Remote Differential Compression Programming Guidelines
This section provides guidelines for developing Remote Differential Compression (RDC) applications that perform well.
Choosing an Appropriate Recursion Depth
Initially, your application can use the default recursion depth value returned by the IRdcLibrary::ComputeDefaultRecursionDepth method. The range of values that RDC supports is from 1 to 8. The maximum value is sufficient to accommodate files that are many terabytes in size. However, your application should also check the sizes of the generated signature files for each level. If they are very small at the computed recursion depth, it might make sense to choose a lower default recursion depth to transfer a particular file. There is a trade-off between the number of bytes sent over the wire and the number of round trips. For example, if the signature file size is 16 KB at level 2, 1 KB at level 3, and 81 bytes at level 4, certainly you should skip level 4 because level 3 is only 1 KB, and possibly skip level 3 as well. The optimal solution depends on the available bandwidth and the cost of an extra round trip.
Choosing the Comparator Buffer Size
The comparator buffer size is set by passing the desired value in the comparatorBufferSize parameter of the IRdcLibrary::CreateComparator method. The supported range of values is from MSRDC_MINIMUM_COMPAREBUFFER to MSRDC_MAXIMUM_COMPAREBUFFER. For best performance, this value should be greater than or equal to the size, in bytes, of the source signature file. This is because each time a portion of the signature data is read in from the source signature file, the entire seed signature file is read in from disk.
Choosing the Horizon Size and Hash Window Size
The horizon and hash window sizes are set by calling the IRdcGeneratorFilterMaxParameters::SetHorizonSize and IRdcGeneratorFilterMaxParameters::SetHashWindowSize methods on the generator parameter structure that was created by the IRdcLibrary::CreateGeneratorParameters method. Most applications should use the default values for these parameters. However, you may want to experiment with larger values to see how they affect performance. If you change these parameters, you must do so before calling the IRdcLibrary::CreateGenerator method. After a signature generator is created, its parameter values cannot be changed.

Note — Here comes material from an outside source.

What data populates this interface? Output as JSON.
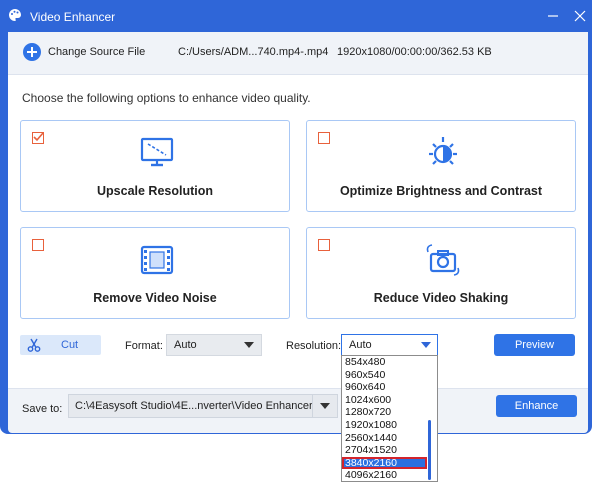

Caching Signature Files
For better performance, your application may cache signature files and have some way to ensure that they are regenerated when the corresponding source or seed files have changed. There is no single best way to detect file changes; you will need to determine what is best for your application. Some of the techniques that can be used include:
- Monitoring the USN change journal for the volume where the files reside.
- Checking for changes to the last-write time for each file.
Other Guidelines For RDC Applications
When you are developing RDC applications, follow these guidelines:
- Don't automatically use RDC for every file. For better performance, you might want to set a minimum file size, such as 16 KB.
- For better performance, the client portion of your application should download chunks of source file data from the server in batches rather than one at a time. This data can also be compressed using a traditional data compression library.
- Consider using a multithreaded RDC application to sync multiple files in parallel between client and server or using other methods of pipelining downloads to address networks with high latency and low bandwidth.
- When debugging your RDC application, you may want to examine the contents of the signature files. To print out the signatures and the parameters used to generate them, call the IRdcSignatureReader::ReadHeader and IRdcSignatureReader::ReadSignatures methods.
- Your application should check the RDC library versions on the client and server to make sure they are compatible. To do this, call the IRdcLibrary::GetRDCVersion method.